By fixing problems you feel, you’ll surely be making some others lives easier, as well. Don’t hesitate to share the problems you fix so that others can benefit! Your leaders will see the initiative you’re taking and the innovation you’re providing, and they’ll want that innovation to spread all over the organization!

5. Do the garbage work

We all know the tasks that no one wants to do around the office. There are jobs that everyone avoids like the plague, eventually your boss gets frustrated that no one is doing it, and then someone gets assigned what needs done and said person grumbles. Being new to the team, you’ll get assigned a lot of these tasks. But if you take on some of those things without having to be asked, those around you will take notice. Just step up to the plate and get it done. If you can prove that you are a person who just gets stuff done, you’ll gain a lot of respect from your leaders and coworkers. Those who can be trusted with little will be trusted with much, after all!

6. Serve up compliment sandwiches

This is one that I learned from some of the awesome leaders that I get to work with. The compliment sandwich is the best thing on the menu when it comes to having a tough conversation. Knowing that a person isn’t going to like the negative feedback you have with them makes tough conversations a dreaded occurrence for many. However, start with a genuine compliment, followed up by the tough part and finish it off with another genuine compliment. Complimenting others will let them know that they aren’t just screwing up the whole time and that they are doing a great job while still having room to improve! It’ll make you a lot more friends along the way, as well!
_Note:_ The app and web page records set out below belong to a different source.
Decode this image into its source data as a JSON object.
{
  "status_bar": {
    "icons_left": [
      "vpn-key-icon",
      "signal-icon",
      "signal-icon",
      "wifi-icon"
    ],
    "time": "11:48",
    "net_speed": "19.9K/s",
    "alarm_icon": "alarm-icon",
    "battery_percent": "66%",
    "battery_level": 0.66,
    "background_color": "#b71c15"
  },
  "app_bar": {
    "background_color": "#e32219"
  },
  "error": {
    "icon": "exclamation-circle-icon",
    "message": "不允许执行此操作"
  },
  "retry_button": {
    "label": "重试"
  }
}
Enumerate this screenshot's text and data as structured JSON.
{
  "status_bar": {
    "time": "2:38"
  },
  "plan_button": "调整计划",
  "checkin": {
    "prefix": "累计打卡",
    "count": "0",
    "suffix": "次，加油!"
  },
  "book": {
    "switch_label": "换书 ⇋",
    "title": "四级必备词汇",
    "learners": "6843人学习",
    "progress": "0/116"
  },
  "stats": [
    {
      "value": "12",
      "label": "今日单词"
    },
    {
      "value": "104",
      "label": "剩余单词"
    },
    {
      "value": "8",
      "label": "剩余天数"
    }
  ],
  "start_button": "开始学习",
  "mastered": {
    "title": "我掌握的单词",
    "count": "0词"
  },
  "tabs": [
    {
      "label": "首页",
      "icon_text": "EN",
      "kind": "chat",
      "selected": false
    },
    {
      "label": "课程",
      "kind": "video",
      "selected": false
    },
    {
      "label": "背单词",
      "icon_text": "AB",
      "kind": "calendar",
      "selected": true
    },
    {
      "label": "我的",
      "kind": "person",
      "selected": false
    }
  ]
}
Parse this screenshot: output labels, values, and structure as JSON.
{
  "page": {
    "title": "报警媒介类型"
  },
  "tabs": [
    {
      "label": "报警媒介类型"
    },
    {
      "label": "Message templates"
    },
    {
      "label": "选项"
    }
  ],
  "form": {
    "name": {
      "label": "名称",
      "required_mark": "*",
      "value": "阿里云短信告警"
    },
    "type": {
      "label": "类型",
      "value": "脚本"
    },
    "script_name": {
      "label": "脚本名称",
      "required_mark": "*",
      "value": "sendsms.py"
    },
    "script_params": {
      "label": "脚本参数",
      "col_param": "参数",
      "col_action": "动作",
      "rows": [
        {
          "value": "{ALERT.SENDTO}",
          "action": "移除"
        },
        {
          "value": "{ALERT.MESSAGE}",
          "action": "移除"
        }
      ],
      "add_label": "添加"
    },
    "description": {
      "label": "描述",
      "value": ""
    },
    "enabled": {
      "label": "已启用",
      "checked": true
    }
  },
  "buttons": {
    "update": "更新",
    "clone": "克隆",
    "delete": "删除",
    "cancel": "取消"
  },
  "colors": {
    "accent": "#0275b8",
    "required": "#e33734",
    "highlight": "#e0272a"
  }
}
7. Learn from others in your organization

Recognizing that you have much to learn will gain you a lot of respect from the people you work with. Nobody likes a know-it-all, especially when they’re new. If you take the attitude of a learner, you’ll realize that there are many people around you that have a wealth of knowledge! Don’t let the opportunity slip by to learn from these people. Learning from some experienced vets will result in you learning more and more ways to be successful in your craft and organization. Learning from others is going to only grow the number of ways that you can get ahead at work!

Taylor Snodgrass works as the Multi-Site Creative Director at Cross Point Church in Nashville, TN, where he lives with his wife, Heather. He is passionate about being a constant learner and leading others to excellence in the church and their every day lives. He is also the co-founder of Pixel Kit Media, which exists to help the church cut through all the noise in our world with affordable, cutting-edge design elements.
  • Hi Taylor, interesting post. How does the important work done if you’re saying “yes and…” as you mentioned in #1? Seems like this would just lead to busyness and overwhelm. You may get promoted, but I can’t see how you would/could have any boundaries.